Wildlife Reserves Singapore and TRAFFIC launch awareness initiative to battle illegal wildlife trade in South-East Asia
Singapore, 7th March 2015—Wildlife Reserves Singapore (WRS) and TRAFFIC today launched a year-long awareness raising initiative, calling on the public to consider the impact of their purchases on wildlife and help stop the demand that drives illegal trade.
Reaching out to the millions of local and international visitors to WRS facilities every year, the venture will see interpretive signs placed around three parks to educate the public about the animals they see and how these are affected by poaching and illegal trade to meet consumer demand for exotic pets, fashion, food, medicine and decorative products.
Ms Claire Chiang, Chairman, Wildlife Reserves Singapore, said: “Illegal wildlife trade often goes unnoticed in our day to day living, but can have devastating consequences, pushing many animal species to the brink of extinction. It is imperative that people understand how the diverse markets for animal parts can severely threaten the survival of these species. We hope that by presenting the facts to our visitors, people will be more conscious and do their part for the conservation of endangered wildlife.”
The initiative will also encourage the public to recognize instances of wildlife crime, and appeal to them to report such cases to local authorities.
To reach out to children, Singapore Zoo is introducing a Ranger Ooz Education Trail from 14–22 March 2015 when all children entering WRS parks will be given a ranger awareness kit to take home.
In conjunction with the launch of the WRS “You Buy They Die” campaign, WRS and TRAFFIC also signed a Memorandum of Understanding to strengthen and formalise their partnership.
“Fighting wildlife crime is everyone’s responsibility and we’re glad to see organisations like WRS take up the call,” said Dr Chris R. Shepherd, Regional Director for TRAFFIC in Southeast Asia.
“By investing funds and using their powerful reach to galvanize public support, WRS are giving the effort an immense boost. The key message to the public really is that everyone has a role to play in bringing about an end to illegal wildlife trade.”
WRS and TRAFFIC have previously collaborated on ad hoc projects to curb wildlife crime, such as in-depth research on illegal wildlife trade and helping regional authorities in wildlife conservation efforts through the provision of identification guides and training.

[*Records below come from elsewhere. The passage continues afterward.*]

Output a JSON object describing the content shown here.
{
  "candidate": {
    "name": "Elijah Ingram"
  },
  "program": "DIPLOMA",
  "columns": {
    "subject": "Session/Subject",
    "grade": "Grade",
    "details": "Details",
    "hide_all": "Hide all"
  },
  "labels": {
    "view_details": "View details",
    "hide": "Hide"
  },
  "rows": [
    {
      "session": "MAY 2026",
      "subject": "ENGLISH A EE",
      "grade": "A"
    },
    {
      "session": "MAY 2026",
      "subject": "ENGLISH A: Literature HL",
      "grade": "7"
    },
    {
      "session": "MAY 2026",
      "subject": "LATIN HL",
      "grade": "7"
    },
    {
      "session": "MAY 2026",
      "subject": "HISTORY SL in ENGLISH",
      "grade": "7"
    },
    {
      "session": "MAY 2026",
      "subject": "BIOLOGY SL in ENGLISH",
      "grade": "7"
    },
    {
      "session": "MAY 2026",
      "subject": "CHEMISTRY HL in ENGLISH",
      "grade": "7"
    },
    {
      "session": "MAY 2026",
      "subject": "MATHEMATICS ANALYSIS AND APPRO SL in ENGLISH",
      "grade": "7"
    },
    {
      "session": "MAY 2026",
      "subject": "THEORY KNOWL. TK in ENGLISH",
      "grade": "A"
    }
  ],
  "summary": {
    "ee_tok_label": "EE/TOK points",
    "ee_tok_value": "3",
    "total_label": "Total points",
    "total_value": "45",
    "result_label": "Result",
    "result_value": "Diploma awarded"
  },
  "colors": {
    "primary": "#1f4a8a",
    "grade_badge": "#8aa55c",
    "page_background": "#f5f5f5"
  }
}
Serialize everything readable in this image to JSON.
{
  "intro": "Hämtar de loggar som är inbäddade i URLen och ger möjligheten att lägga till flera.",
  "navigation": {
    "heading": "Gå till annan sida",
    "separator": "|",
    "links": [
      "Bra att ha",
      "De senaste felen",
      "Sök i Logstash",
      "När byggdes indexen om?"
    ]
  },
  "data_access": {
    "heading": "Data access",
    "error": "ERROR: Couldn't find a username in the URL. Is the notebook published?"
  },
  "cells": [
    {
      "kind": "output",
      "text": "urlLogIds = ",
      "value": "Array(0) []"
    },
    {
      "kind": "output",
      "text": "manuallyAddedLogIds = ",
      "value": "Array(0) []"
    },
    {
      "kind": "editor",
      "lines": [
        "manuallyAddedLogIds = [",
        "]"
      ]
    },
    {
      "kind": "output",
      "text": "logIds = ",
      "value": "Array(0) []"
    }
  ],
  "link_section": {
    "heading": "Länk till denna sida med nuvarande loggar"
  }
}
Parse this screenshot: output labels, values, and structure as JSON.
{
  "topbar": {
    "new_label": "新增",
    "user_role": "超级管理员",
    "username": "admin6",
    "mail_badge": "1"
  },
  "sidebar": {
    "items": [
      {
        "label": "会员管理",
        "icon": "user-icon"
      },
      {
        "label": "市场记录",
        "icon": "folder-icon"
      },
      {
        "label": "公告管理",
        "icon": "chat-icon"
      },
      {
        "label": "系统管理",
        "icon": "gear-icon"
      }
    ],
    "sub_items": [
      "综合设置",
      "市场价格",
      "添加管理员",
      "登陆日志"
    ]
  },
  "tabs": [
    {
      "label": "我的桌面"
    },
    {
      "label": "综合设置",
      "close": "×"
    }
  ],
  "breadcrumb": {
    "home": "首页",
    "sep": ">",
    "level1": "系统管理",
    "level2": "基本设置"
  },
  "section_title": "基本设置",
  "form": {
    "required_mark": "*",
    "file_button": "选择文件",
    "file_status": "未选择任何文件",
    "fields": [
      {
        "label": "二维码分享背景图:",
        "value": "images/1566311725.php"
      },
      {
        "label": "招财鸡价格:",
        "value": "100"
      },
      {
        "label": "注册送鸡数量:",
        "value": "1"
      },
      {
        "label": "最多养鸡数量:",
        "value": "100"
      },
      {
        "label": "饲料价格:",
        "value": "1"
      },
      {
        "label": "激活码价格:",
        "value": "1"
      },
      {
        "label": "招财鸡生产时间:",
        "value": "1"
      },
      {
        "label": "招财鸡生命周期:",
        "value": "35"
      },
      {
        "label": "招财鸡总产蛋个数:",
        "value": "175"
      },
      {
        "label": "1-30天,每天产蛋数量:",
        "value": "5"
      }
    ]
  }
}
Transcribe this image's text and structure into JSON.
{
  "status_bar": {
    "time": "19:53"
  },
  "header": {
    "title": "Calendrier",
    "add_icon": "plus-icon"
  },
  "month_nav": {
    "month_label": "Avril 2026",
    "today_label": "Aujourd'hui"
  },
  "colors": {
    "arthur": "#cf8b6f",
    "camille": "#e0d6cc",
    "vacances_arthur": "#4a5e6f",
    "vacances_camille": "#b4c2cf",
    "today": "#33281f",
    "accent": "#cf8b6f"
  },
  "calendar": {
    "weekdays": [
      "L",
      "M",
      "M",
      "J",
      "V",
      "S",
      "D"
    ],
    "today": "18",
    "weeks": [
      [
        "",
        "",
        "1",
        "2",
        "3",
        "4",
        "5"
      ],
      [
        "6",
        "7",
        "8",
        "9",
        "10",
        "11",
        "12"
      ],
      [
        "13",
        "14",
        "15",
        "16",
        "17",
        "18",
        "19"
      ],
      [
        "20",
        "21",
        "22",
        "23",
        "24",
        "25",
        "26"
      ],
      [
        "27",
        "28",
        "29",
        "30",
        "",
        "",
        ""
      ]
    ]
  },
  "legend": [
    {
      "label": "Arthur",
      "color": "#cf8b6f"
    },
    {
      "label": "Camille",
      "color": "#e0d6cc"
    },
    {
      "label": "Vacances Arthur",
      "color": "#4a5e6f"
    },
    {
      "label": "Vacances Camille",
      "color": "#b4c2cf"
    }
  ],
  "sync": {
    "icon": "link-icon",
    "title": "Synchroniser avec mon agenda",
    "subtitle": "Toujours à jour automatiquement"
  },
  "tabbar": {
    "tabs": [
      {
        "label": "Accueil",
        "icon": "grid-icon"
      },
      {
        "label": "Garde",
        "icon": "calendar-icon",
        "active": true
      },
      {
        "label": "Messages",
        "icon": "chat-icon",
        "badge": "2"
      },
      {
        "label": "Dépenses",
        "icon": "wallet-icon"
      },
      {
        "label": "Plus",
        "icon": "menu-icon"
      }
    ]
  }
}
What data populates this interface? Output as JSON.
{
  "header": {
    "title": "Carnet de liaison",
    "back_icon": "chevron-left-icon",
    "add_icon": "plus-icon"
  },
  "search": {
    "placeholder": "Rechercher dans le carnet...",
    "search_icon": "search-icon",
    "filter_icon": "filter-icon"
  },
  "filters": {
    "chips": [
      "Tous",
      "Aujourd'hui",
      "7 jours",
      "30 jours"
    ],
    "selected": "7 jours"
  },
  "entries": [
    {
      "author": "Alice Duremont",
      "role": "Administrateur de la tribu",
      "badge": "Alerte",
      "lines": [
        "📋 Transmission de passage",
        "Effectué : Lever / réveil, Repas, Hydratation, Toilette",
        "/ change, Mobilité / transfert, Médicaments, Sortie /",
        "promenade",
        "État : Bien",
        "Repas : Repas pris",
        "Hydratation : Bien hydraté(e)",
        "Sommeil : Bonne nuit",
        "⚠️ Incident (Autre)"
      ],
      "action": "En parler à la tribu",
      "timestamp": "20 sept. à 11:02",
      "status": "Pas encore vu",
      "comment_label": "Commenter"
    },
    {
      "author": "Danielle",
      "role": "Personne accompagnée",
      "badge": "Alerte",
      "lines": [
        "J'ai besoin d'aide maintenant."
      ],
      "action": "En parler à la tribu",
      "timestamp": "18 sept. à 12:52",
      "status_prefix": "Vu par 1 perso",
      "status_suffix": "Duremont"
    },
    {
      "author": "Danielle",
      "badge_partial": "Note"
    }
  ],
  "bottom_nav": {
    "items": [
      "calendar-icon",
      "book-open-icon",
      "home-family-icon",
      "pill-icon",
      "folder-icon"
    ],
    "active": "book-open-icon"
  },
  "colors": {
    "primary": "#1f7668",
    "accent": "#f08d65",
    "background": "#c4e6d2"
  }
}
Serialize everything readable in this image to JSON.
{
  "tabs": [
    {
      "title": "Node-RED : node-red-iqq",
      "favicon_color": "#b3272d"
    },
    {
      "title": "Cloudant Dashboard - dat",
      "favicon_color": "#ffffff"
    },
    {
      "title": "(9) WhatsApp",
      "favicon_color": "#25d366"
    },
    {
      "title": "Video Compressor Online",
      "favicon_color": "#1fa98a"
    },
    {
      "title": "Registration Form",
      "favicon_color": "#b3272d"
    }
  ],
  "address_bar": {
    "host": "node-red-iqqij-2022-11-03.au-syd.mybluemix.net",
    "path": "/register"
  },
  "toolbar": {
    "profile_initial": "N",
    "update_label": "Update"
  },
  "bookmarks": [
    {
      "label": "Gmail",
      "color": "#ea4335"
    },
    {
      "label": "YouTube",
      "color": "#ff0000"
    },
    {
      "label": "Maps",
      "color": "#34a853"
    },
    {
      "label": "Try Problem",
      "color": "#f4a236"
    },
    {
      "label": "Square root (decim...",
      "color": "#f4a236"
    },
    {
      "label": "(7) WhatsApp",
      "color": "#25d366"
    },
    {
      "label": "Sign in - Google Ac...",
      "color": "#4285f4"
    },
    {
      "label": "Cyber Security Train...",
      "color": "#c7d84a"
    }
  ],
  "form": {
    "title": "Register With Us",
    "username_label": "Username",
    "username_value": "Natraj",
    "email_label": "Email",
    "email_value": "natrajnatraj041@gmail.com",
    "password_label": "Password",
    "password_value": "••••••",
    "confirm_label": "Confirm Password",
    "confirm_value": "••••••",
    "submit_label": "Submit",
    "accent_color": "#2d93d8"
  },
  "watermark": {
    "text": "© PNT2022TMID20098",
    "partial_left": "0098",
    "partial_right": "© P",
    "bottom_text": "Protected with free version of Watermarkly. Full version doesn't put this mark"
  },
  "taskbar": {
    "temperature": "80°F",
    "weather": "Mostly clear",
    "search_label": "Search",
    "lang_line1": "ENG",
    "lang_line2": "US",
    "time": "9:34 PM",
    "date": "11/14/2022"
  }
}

Committed to fighting illegal and unsustainable wildlife trade and ensuring the conservation of threatened wildlife, WRS is Singapore’s designated rescued wildlife centre for live confiscated wildlife. It has received and managed confiscated wildlife from the Agri-food and Veterinary Association (AVA) for over two decades.